Islamic State group jihadists using tunnels and suicide bombers were mounting a desperate defence yesterday of their last square kilometre in eastern Syria.
Kurdish-led forces closed in on the small town of Baghouz where IS fighters and their relatives were hunkered down and met hundreds of famished and dishevelled people turning themselves in.
"The fighting is fierce," said Adnan Afrin, a spokesman for the Syrian Democratic Forces, the Kurdish-Arab outfit that has spearheaded the campaign against IS with backing from a US-led coalition.
The few hundred fighters of various nationalities holding out in their last bastion by the Iraqi border have launched bruising counter-attacks in recent days, Afrin said.
The jihadists are clinging to about one square kilometre in the town's built-up area, as well as to an adjacent camp, where a number of civilians are believed to be gathered.

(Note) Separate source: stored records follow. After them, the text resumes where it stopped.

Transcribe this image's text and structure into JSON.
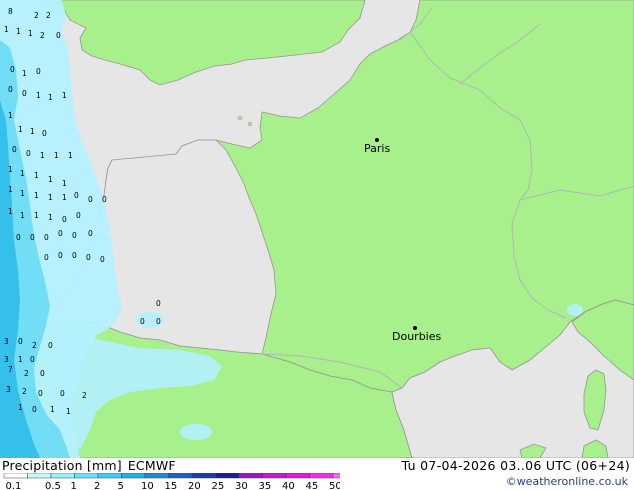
{
  "title": {
    "label": "Precipitation [mm]",
    "model": "ECMWF",
    "valid_time": "Tu 07-04-2026 03..06 UTC (06+24)",
    "credit": "©weatheronline.co.uk"
  },
  "cities": [
    {
      "name": "Paris"
    },
    {
      "name": "Dourbies"
    }
  ],
  "legend": {
    "ticks": [
      "0.1",
      "0.5",
      "1",
      "2",
      "5",
      "10",
      "15",
      "20",
      "25",
      "30",
      "35",
      "40",
      "45",
      "50"
    ],
    "colors": [
      "#ffffff",
      "#c8f8ff",
      "#96f0ff",
      "#64e4ff",
      "#32d2f5",
      "#14b4e6",
      "#1e8cd2",
      "#1e64be",
      "#1e3ca0",
      "#1e1e8c",
      "#a014c8",
      "#c814dc",
      "#e614e6",
      "#ff28f0",
      "#ff64ff"
    ]
  },
  "colors": {
    "sea": "#e6e6e6",
    "land": "#a8f08c",
    "border": "#b4b4b4",
    "coast": "#969696",
    "rain_light": "#b4f0ff",
    "rain_medium": "#6edcf5",
    "rain_heavy": "#32beeb"
  },
  "rain_values": [
    "8",
    "2",
    "2",
    "1",
    "1",
    "1",
    "2",
    "0",
    "0",
    "1",
    "0",
    "0",
    "0",
    "1",
    "1",
    "1",
    "1",
    "1",
    "1",
    "0",
    "0",
    "0",
    "1",
    "1",
    "1",
    "1",
    "1",
    "1",
    "1",
    "1",
    "1",
    "1",
    "1",
    "1",
    "1",
    "1",
    "1",
    "1",
    "1",
    "0",
    "0",
    "0",
    "0",
    "0",
    "0",
    "0",
    "0",
    "0",
    "0",
    "0",
    "0",
    "0",
    "0",
    "0",
    "0",
    "0",
    "0",
    "0",
    "3",
    "0",
    "2",
    "0",
    "3",
    "1",
    "0",
    "7",
    "2",
    "0",
    "3",
    "2",
    "0",
    "0",
    "2",
    "1",
    "0",
    "1",
    "1"
  ]
}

Afrin said it was impossible to provide accurate figures but he estimated the total number of fighters, men and women, at around 1,000.

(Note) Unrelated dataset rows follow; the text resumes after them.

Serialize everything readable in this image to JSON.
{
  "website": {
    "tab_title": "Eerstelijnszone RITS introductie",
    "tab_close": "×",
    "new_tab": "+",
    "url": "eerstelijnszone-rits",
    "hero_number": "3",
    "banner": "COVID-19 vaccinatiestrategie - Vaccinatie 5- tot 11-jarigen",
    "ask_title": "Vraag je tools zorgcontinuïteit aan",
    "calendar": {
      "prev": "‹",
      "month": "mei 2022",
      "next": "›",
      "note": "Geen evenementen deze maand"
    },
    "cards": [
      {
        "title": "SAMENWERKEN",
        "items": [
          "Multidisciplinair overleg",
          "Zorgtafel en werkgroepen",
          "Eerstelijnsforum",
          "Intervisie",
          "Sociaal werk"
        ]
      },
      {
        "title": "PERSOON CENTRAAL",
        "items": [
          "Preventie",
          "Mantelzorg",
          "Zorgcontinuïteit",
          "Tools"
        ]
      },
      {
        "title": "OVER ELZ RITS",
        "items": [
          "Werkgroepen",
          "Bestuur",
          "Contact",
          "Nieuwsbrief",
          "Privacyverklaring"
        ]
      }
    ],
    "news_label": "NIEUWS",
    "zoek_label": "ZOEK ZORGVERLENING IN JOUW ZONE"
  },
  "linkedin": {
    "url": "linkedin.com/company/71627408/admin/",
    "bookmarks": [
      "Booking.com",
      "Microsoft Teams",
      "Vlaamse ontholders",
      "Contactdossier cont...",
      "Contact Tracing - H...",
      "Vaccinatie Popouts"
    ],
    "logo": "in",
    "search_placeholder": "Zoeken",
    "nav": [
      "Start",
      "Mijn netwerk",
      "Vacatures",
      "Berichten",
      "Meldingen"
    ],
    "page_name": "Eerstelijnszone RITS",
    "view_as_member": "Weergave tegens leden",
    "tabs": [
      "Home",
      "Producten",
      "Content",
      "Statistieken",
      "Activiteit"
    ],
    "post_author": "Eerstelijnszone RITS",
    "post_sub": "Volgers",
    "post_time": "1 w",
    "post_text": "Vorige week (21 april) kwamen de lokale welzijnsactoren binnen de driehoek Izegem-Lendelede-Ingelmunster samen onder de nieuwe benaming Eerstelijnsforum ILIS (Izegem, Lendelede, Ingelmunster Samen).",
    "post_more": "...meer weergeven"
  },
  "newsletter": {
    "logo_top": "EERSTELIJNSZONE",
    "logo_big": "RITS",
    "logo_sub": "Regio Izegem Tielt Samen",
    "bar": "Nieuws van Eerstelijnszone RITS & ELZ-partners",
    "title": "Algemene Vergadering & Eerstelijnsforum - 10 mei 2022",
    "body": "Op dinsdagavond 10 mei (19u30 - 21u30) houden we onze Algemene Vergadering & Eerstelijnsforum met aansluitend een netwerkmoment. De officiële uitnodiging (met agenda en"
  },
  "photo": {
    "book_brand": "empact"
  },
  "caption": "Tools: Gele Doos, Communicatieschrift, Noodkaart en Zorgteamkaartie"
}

The US-led coalition is carrying out air strikes on the area while its forces are also present on the ground, sifting through the displaced for wanted jihadists.
IS's elusive Iraqi-born supremo, Abu Bakr al-Baghdadi, is not believed to be among the last jihadist leaders holed up in Baghouz.

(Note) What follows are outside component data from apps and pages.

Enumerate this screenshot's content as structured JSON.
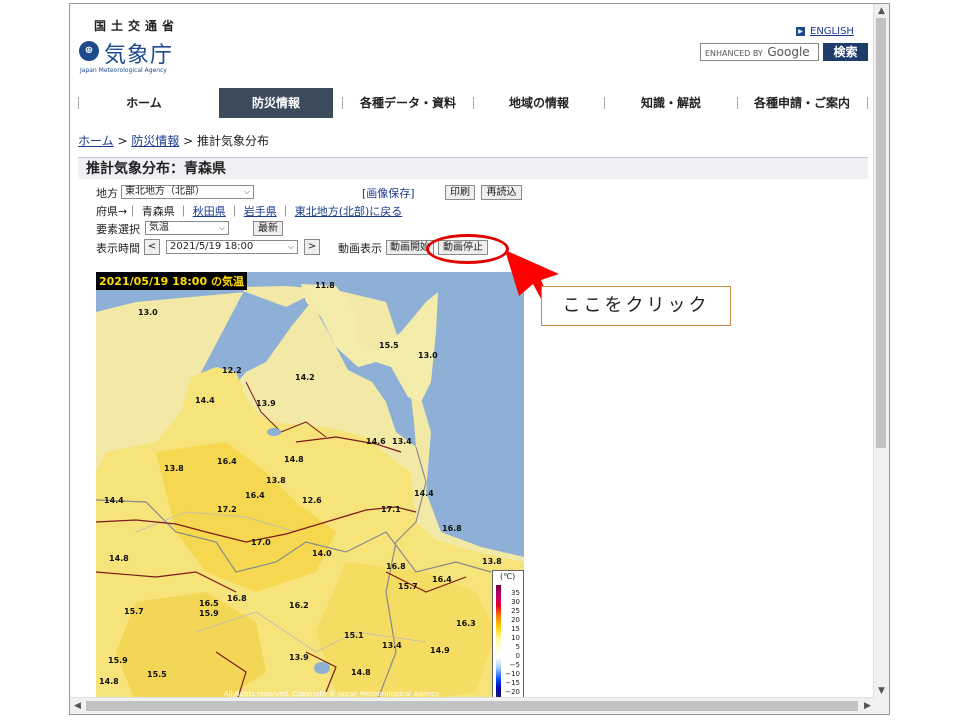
{
  "header": {
    "gov_name": "国土交通省",
    "logo_name": "気象庁",
    "logo_en": "Japan Meteorological Agency",
    "english_link": "ENGLISH",
    "search_brand_prefix": "ENHANCED BY",
    "search_brand": "Google",
    "search_button": "検索"
  },
  "nav": {
    "items": [
      {
        "label": "ホーム"
      },
      {
        "label": "防災情報"
      },
      {
        "label": "各種データ・資料"
      },
      {
        "label": "地域の情報"
      },
      {
        "label": "知識・解説"
      },
      {
        "label": "各種申請・ご案内"
      }
    ],
    "active_index": 1
  },
  "breadcrumb": {
    "home": "ホーム",
    "sep": " > ",
    "bousai": "防災情報",
    "current": "推計気象分布"
  },
  "page_title": "推計気象分布：青森県",
  "controls": {
    "region_label": "地方",
    "region_value": "東北地方（北部）",
    "save_image": "[画像保存]",
    "print": "印刷",
    "reload": "再読込",
    "pref_label": "府県→｜",
    "pref_current": "青森県",
    "pref_akita": "秋田県",
    "pref_iwate": "岩手県",
    "pref_back": "東北地方(北部)に戻る",
    "pipe": "｜",
    "element_label": "要素選択",
    "element_value": "気温",
    "latest": "最新",
    "time_label": "表示時間",
    "prev": "<",
    "time_value": "2021/5/19 18:00",
    "next": ">",
    "anim_label": "動画表示",
    "anim_start": "動画開始",
    "anim_stop": "動画停止"
  },
  "map": {
    "stamp": "2021/05/19 18:00 の気温",
    "copyright": "All rights reserved. Copyright © Japan Meteorological Agency",
    "temperatures": [
      "11.8",
      "13.0",
      "15.5",
      "13.0",
      "12.2",
      "14.2",
      "14.4",
      "13.9",
      "14.6",
      "13.4",
      "13.8",
      "16.4",
      "14.8",
      "13.8",
      "16.4",
      "12.6",
      "14.4",
      "14.4",
      "17.2",
      "17.1",
      "16.8",
      "17.0",
      "14.0",
      "14.8",
      "16.8",
      "13.8",
      "15.7",
      "16.4",
      "16.5",
      "15.9",
      "16.8",
      "15.7",
      "16.2",
      "15.1",
      "16.3",
      "13.4",
      "15.9",
      "15.5",
      "13.9",
      "14.8",
      "14.9",
      "14.8"
    ],
    "legend_unit": "(℃)",
    "legend_values": [
      "35",
      "30",
      "25",
      "20",
      "15",
      "10",
      "5",
      "0",
      "−5",
      "−10",
      "−15",
      "−20"
    ]
  },
  "annotation": {
    "callout": "ここをクリック"
  }
}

The "caliphate" Baghdadi proclaimed in mid-2014 once spanned territory the size of the United Kingdom and administered millions of people. It printed is own schoolbooks, produced oil, collected taxes and minted its own currency, in a brief but unprecedented experiment in jihadist statehood.
Successive offensives in Iraq and Syria have shattered the proto-state, which lost its key cities one after the other and has since late 2017 been confined to its traditional stronghold in the Euphrates River valley.
An official declaration of victory against IS is expected in the coming days, a move of mostly symbolic value that will go down as the death certificate of the "caliphate".
While surviving IS fighters on both sides of the border will no longer hold fixed positions, the jihadist organisation will remain a threat.
The United States is due to pull its troops out of Syria within weeks, creating a vacuum that risks allowing IS to rebuild and project new ambitions.
The Kurds are also afraid they will have to squander the autonomy they acquired and be left exposed to a military offensive by their archfoe Turkey.